Inquest rules Fil-Am’s death in police hands as ‘accidental’
MARTINEZ, California –An inquest jury on Aug. 20 ruled that Fil-Am Angelo Quinto’s death in the hands of police was accidental, after a medical pathologist testified that Quinto died from “excited delirium.”
Quinto’s family and their lawyers called the ruling “nonsense.”
In December 2020, Quinto family members called Antioch, California police to their family home as the 30-year-old U.S. Navy veteran was having a mental health crisis.
The family claims that responding officers knelt on Quinto’s neck for more than six minutes while he was handcuffed while pinned face down on the floor. Quinto eventually lost consciousness and died three days later in the hospital.
The Contra Costa County’s coroner’s office says Quinto died by “excited delirium,” and the pathologist stood by the controversial ruling.
“That’s a joke and it was so much of a joke that I laughed and walked out,” said Ben Nisenbaum, an attorney for the Quinto family.
The American Medical Association opposes using “excited delirium” as a medical diagnosis and denounces it as sole justification for excessive force by police, NBC Bay Area News reported.
“Excited delirium really was bogus in my point of view. There’s no factual basis to support that,” said Civil Rights Attorney John Burris, who also described the police action as “restrained asphyxiation.”
Burris is representing the Quinto family in a civil lawsuit filed in the U.S. District Court in the Northern District of California against Antioch police. The family is also fighting to reform the Antioch Police Department.

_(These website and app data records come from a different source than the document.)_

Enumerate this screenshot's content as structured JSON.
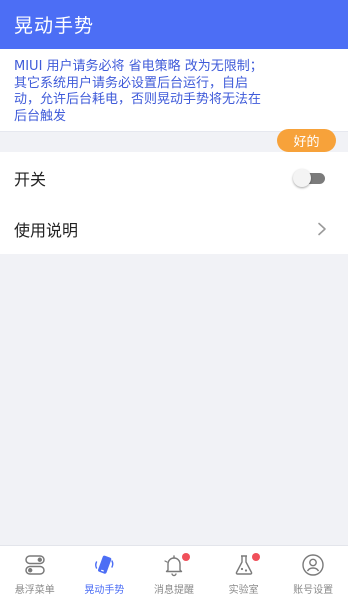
{
  "app": {
    "title": "晃动手势"
  },
  "notice": {
    "text": "MIUI 用户请务必将 省电策略 改为无限制；其它系统用户请务必设置后台运行，自启动，允许后台耗电，否则晃动手势将无法在后台触发",
    "ok_label": "好的"
  },
  "settings": {
    "switch_label": "开关",
    "switch_on": false,
    "help_label": "使用说明"
  },
  "bottom_nav": {
    "items": [
      {
        "label": "悬浮菜单",
        "icon": "toggle-menu-icon",
        "active": false,
        "badge": false
      },
      {
        "label": "晃动手势",
        "icon": "shake-phone-icon",
        "active": true,
        "badge": false
      },
      {
        "label": "消息提醒",
        "icon": "bell-icon",
        "active": false,
        "badge": true
      },
      {
        "label": "实验室",
        "icon": "flask-icon",
        "active": false,
        "badge": true
      },
      {
        "label": "账号设置",
        "icon": "user-icon",
        "active": false,
        "badge": false
      }
    ]
  },
  "colors": {
    "primary": "#4c6ef5",
    "notice_text": "#3f5bd9",
    "ok_button": "#f7a23a",
    "badge": "#f0505a"
  }
}
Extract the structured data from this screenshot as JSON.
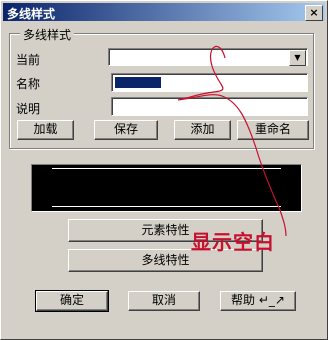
{
  "window": {
    "title": "多线样式",
    "close_glyph": "×"
  },
  "group": {
    "title": "多线样式"
  },
  "fields": {
    "current_label": "当前",
    "current_value": "",
    "name_label": "名称",
    "name_value": "",
    "desc_label": "说明",
    "desc_value": ""
  },
  "buttons": {
    "load": "加载",
    "save": "保存",
    "add": "添加",
    "rename": "重命名",
    "element_props": "元素特性",
    "multiline_props": "多线特性",
    "ok": "确定",
    "cancel": "取消",
    "help": "帮助 ↵_↗"
  },
  "annotation": {
    "text": "显示空白",
    "color": "#c8102e"
  },
  "colors": {
    "title_start": "#0a246a",
    "title_end": "#a6caf0",
    "face": "#d4d0c8",
    "preview_bg": "#000000"
  }
}
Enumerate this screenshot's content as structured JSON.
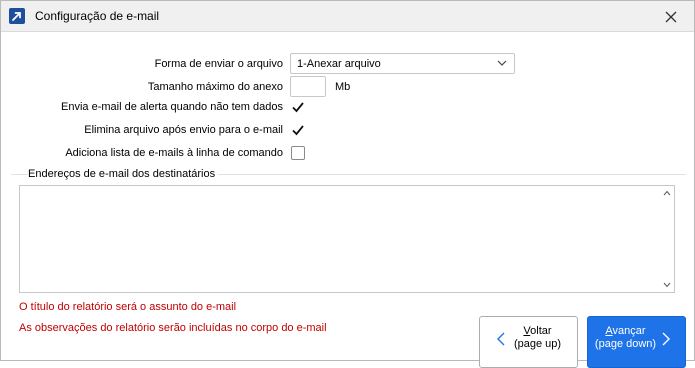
{
  "window": {
    "title": "Configuração de e-mail",
    "icon": "arrow-up-right-icon",
    "close_icon": "close-icon"
  },
  "form": {
    "send_mode_label": "Forma de enviar o arquivo",
    "send_mode_value": "1-Anexar arquivo",
    "max_size_label": "Tamanho máximo do anexo",
    "max_size_value": "",
    "max_size_unit": "Mb",
    "alert_label": "Envia e-mail de alerta quando não tem dados",
    "alert_checked": true,
    "delete_label": "Elimina arquivo após envio para o e-mail",
    "delete_checked": true,
    "cmdline_label": "Adiciona lista de e-mails à linha de comando",
    "cmdline_checked": false
  },
  "recipients": {
    "section_label": "Endereços de e-mail dos destinatários",
    "value": ""
  },
  "notices": [
    "O título do relatório será o assunto do e-mail",
    "As observações do relatório serão incluídas no corpo do e-mail"
  ],
  "buttons": {
    "back_underlined": "V",
    "back_rest": "oltar",
    "back_sub": "(page up)",
    "next_underlined": "A",
    "next_rest": "vançar",
    "next_sub": "(page down)"
  },
  "colors": {
    "accent": "#1e73e8",
    "notice": "#c00000",
    "app_icon": "#1f4e9c"
  }
}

Quinto’s mother and sister are upset that they weren’t called to the stand to testify at the inquest. His stepfather, Robert Collins, said they now hope to find some kind of justice in the civil suit trial over his stepson’s death.